**What you need to do**
Check every line below for the string "shortcut". Copy the ones that have it.

**The data**
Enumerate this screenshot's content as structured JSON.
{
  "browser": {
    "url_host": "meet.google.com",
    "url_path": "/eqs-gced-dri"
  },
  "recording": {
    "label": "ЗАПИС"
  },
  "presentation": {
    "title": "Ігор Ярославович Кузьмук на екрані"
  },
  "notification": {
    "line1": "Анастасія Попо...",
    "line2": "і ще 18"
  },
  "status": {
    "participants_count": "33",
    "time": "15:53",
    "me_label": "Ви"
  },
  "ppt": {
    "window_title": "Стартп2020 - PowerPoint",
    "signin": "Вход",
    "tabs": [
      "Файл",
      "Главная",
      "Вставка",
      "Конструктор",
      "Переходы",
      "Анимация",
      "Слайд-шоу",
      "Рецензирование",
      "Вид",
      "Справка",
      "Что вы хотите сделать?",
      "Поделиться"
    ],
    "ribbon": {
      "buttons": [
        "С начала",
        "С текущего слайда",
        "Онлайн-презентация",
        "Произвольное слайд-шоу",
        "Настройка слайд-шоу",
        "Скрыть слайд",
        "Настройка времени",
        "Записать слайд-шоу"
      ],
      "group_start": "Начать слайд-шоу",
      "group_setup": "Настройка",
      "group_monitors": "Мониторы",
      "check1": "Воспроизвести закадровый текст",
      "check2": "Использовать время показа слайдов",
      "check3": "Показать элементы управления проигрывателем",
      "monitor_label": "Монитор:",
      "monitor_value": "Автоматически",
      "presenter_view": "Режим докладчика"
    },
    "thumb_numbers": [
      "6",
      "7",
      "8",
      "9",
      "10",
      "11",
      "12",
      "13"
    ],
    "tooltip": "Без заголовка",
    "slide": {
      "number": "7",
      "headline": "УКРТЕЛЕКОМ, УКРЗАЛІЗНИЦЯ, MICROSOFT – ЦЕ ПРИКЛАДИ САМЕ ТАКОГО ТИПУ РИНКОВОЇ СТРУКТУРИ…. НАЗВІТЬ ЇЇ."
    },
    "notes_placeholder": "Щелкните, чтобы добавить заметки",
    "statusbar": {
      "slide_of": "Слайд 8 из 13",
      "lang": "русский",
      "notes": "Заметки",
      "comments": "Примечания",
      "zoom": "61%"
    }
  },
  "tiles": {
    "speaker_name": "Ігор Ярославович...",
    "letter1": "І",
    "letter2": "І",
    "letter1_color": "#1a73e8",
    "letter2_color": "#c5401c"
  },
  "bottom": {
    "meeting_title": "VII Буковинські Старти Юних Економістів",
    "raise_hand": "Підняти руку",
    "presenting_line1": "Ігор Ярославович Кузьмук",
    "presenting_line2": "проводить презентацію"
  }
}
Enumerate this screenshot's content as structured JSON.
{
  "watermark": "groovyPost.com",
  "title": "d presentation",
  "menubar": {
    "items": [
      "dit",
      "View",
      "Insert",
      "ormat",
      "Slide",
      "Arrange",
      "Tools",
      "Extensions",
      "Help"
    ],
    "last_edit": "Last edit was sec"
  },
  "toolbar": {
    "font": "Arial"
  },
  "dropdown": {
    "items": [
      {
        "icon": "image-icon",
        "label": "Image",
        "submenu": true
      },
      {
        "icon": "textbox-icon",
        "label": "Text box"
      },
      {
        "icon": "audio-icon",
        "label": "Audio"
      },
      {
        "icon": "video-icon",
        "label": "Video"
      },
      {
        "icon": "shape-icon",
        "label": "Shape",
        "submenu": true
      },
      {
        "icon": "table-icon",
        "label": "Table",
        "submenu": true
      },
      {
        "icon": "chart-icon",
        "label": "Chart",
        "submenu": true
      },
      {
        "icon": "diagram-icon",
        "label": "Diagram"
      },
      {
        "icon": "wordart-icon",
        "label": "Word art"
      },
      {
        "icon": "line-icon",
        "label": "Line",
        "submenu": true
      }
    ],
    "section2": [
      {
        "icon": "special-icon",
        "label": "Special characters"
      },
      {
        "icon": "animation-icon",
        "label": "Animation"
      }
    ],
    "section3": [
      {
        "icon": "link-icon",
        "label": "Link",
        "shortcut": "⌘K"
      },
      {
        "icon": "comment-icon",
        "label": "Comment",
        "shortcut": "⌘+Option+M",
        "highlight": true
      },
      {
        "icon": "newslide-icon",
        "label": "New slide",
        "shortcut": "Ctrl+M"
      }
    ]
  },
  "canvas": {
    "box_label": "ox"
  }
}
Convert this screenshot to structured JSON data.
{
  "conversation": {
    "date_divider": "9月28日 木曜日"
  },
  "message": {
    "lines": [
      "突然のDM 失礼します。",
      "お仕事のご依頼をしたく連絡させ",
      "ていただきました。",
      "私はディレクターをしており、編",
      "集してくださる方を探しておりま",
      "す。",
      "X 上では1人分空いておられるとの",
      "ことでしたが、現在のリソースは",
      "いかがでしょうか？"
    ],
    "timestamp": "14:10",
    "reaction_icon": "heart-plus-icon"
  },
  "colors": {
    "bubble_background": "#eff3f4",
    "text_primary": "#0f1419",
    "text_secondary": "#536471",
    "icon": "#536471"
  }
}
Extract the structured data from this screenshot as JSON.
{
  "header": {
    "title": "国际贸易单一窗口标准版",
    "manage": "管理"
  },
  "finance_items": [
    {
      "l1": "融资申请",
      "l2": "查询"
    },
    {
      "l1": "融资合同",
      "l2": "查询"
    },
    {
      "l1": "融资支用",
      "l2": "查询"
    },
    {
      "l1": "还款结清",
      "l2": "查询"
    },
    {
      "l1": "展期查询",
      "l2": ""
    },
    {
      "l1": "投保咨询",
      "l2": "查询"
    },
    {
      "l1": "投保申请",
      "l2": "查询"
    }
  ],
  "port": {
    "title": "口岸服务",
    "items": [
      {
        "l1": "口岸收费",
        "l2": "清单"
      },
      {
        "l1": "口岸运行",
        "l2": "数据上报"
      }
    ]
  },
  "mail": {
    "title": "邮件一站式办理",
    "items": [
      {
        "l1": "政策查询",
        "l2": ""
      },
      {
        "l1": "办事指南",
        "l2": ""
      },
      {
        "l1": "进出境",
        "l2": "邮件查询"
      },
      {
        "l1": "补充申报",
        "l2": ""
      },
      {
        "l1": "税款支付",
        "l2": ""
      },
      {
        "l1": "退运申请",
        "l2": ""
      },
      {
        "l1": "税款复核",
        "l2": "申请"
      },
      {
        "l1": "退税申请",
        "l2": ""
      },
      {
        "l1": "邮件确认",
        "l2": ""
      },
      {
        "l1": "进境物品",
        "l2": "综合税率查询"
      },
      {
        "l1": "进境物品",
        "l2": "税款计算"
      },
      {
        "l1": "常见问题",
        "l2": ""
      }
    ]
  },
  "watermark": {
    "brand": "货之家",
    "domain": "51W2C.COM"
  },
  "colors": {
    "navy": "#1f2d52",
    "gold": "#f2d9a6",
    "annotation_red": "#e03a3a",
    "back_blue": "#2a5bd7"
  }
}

**Written solution**
        "shortcut": "⌘K"
        "shortcut": "⌘+Option+M",
        "shortcut": "Ctrl+M"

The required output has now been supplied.